Strain Accession No. Host species BtTpCoV160079 BtTpCoV160081 BtTpCoV161028 Nucleotide sequence identity/Amino acid sequence identity 133/2005 DQ648794 Tylonycteris pachypus 97.4/97.6 97.4/97.6 93.6/97.9 GX2012 KJ473822 Tylonycteris pachypus 93.2/96.2 93.2/96.2 96.3/96.3 NeoCoV KC869678 Neoromicia capensis 63.0/60.3 63.2/60.5 63.1/60.4 EriCoV NC_022643 Erinaceus europaeus 62.3/57.5 62.2/57.4 62.4/57.2 SC2013 KJ473821 Vespertilio superans 68.2/70.6 68.6/70.8 68.6/71.2 HKU4 NC_009019 Tylonycteris pachypus 96.1/98.4 95.3/97.7 95.5/97.9 HKU5 NC_009020 Pipistrellus abramus 68.9/69.4 69.1/69.3 68.8/69.3 MERS-CoV KJ477102 Camel 67.5/67.2 67.8/67.4 67.5/67.4 MERS-CoV NC_019843 Human 67.4/67.5 67.8/67.6 67.5/67.7
Table 3. Comparison of S gene between HKU4-related strains detected in Macau and other Lineage C betacoronaviruses.

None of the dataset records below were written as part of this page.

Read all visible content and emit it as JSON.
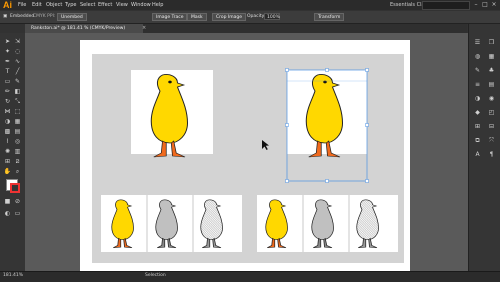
{
  "app": {
    "logo": "Ai",
    "workspace": "Essentials Classic"
  },
  "menu": [
    "File",
    "Edit",
    "Object",
    "Type",
    "Select",
    "Effect",
    "View",
    "Window",
    "Help"
  ],
  "control_bar": {
    "embedded": "Embedded",
    "color_info": "CMYK  PPI: 72",
    "unembed": "Unembed",
    "image_trace": "Image Trace",
    "mask": "Mask",
    "crop_image": "Crop Image",
    "opacity_label": "Opacity:",
    "opacity_value": "100%",
    "transform": "Transform"
  },
  "document_tab": {
    "title": "Rankston.ai* @ 181.41 % (CMYK/Preview)",
    "close": "×"
  },
  "status_bar": {
    "zoom": "181.41%",
    "mode": "Selection"
  },
  "icons": {
    "colors": {
      "chick": "#ffd800",
      "legs": "#f06a1e",
      "gray": "#c0c0c0",
      "selection": "#4a90e2",
      "accent": "#ff9a00"
    }
  }
}
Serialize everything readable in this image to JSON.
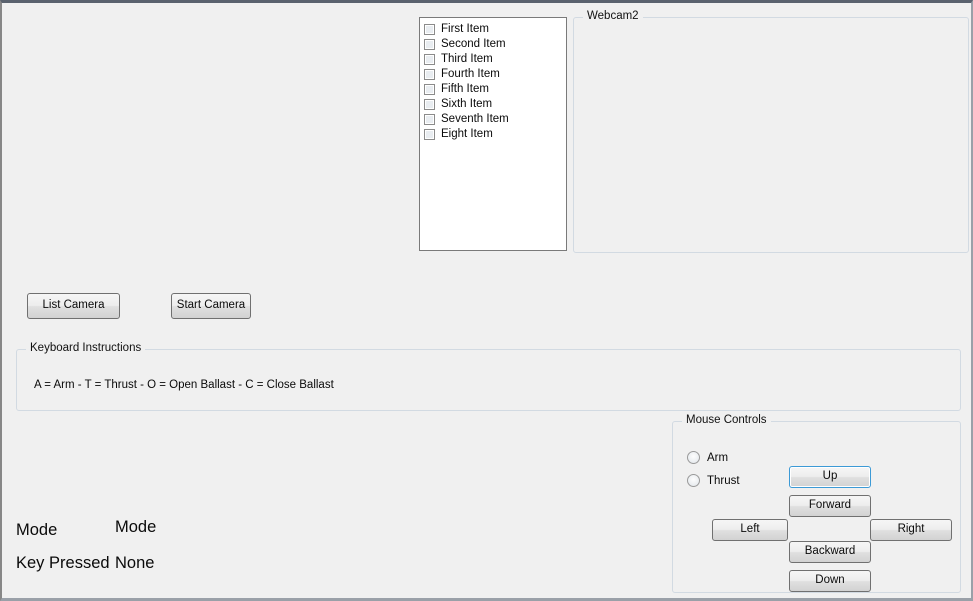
{
  "window": {
    "background_color": "#f0f0f0",
    "border_color": "#5a626e"
  },
  "camera_list": {
    "name": "checked-list-box",
    "items": [
      {
        "label": "First Item",
        "checked": false
      },
      {
        "label": "Second Item",
        "checked": false
      },
      {
        "label": "Third Item",
        "checked": false
      },
      {
        "label": "Fourth Item",
        "checked": false
      },
      {
        "label": "Fifth Item",
        "checked": false
      },
      {
        "label": "Sixth Item",
        "checked": false
      },
      {
        "label": "Seventh Item",
        "checked": false
      },
      {
        "label": "Eight Item",
        "checked": false
      }
    ]
  },
  "webcam_group": {
    "legend": "Webcam2",
    "content": ""
  },
  "camera_buttons": {
    "list_camera": "List Camera",
    "start_camera": "Start Camera"
  },
  "keyboard_instructions": {
    "legend": "Keyboard Instructions",
    "text": "A = Arm  -  T = Thrust  -  O = Open Ballast  -  C = Close Ballast"
  },
  "status": {
    "mode_caption": "Mode",
    "mode_value": "Mode",
    "key_caption": "Key Pressed",
    "key_value": "None"
  },
  "mouse_controls": {
    "legend": "Mouse Controls",
    "radios": [
      {
        "label": "Arm",
        "selected": false
      },
      {
        "label": "Thrust",
        "selected": false
      }
    ],
    "buttons": {
      "up": "Up",
      "forward": "Forward",
      "left": "Left",
      "right": "Right",
      "backward": "Backward",
      "down": "Down"
    },
    "focused_button": "Up",
    "focus_color": "#3c9ad6"
  }
}
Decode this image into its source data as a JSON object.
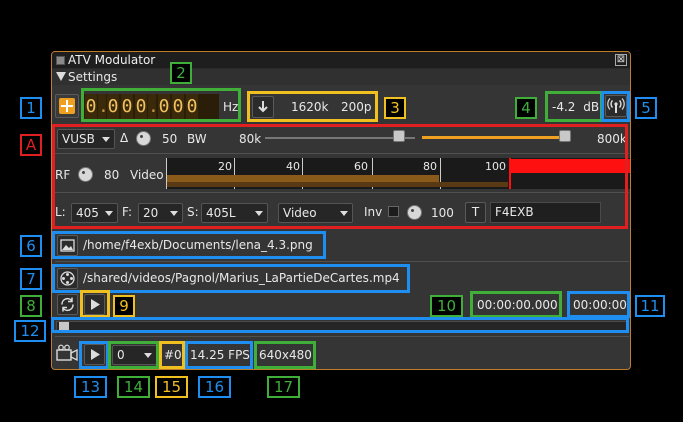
{
  "window": {
    "title": "ATV Modulator",
    "close_glyph": "⊠"
  },
  "settings": {
    "label": "Settings"
  },
  "freq": {
    "digits": [
      "0",
      ".",
      "0",
      "0",
      "0",
      ".",
      "0",
      "0",
      "0"
    ],
    "unit": "Hz"
  },
  "rate": {
    "sample_rate": "1620k",
    "samples_per_line": "200p"
  },
  "level": {
    "value": "-4.2",
    "unit": "dB"
  },
  "modulation": {
    "value": "VUSB",
    "delta_label": "Δ",
    "delta_value": "50",
    "bw_label": "BW",
    "bw_min": "80k",
    "bw_max": "800k"
  },
  "rf": {
    "label": "RF",
    "value": "80",
    "video_label": "Video",
    "scale": [
      "20",
      "40",
      "60",
      "80",
      "100"
    ],
    "video_level_fraction": 0.8
  },
  "lines": {
    "l_label": "L:",
    "l_value": "405",
    "f_label": "F:",
    "f_value": "20",
    "s_label": "S:",
    "s_value": "405L"
  },
  "source": {
    "value": "Video",
    "inv_label": "Inv",
    "uniform_value": "100",
    "text_button": "T",
    "text_value": "F4EXB"
  },
  "image": {
    "path": "/home/f4exb/Documents/lena_4.3.png"
  },
  "video": {
    "path": "/shared/videos/Pagnol/Marius_LaPartieDeCartes.mp4",
    "position": "00:00:00.000",
    "length": "00:00:00",
    "progress_fraction": 0
  },
  "camera": {
    "device": "0",
    "index": "#0",
    "fps": "14.25 FPS",
    "size": "640x480"
  },
  "annotations": {
    "n1": "1",
    "n2": "2",
    "n3": "3",
    "n4": "4",
    "n5": "5",
    "nA": "A",
    "n6": "6",
    "n7": "7",
    "n8": "8",
    "n9": "9",
    "n10": "10",
    "n11": "11",
    "n12": "12",
    "n13": "13",
    "n14": "14",
    "n15": "15",
    "n16": "16",
    "n17": "17"
  },
  "colors": {
    "blue": "#1e8ff0",
    "green": "#3faf3a",
    "yellow": "#f0c020",
    "red": "#e02020",
    "window_border": "#c07d2a",
    "accent_orange": "#f0a020"
  }
}
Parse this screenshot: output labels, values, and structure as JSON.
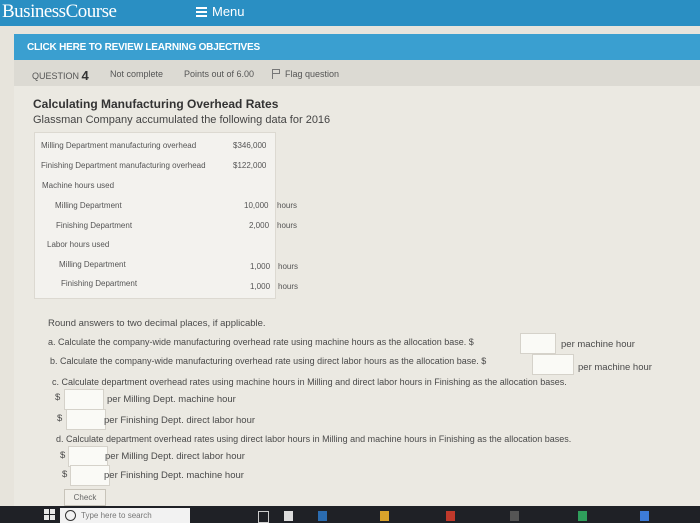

Detection of diverse viruses in alimentary specimens of bats in Macau
- Received Date: 12 March 2017
- Accepted Date: 09 May 2017
- Published Date: 06 January 2017
Abstract: Bats carry a variety of viruses,and some of them cause public health problems.Macau,which is famous for its gambling industry,has a complex population structure.The globalization in such an international metropolis has enhanced the chance of disease transmission.Therefore,surveillance of zoonotic viruses is necessary for the early warning of potential emerging infectious diseases. Here,we report the first surveillance of bat viruses in Macau.In this study,we collected 1004 samples involving 10 bat species from 7 sites from April 2015 to May 2016,and examined the presence of viruses using nucleic acid-based methods.Coronaviruses,adenoviruses and paramyxoviruses were detected in these samples,with a high prevalence of coronaviruses.While, none was positive for hepatitis A virus,hepatitis E virus or hantavirus.Co-infections are not common in those bat species,but coronavirus HKU6 and adenovirus can be found commonly occurred in Myotis ricketti.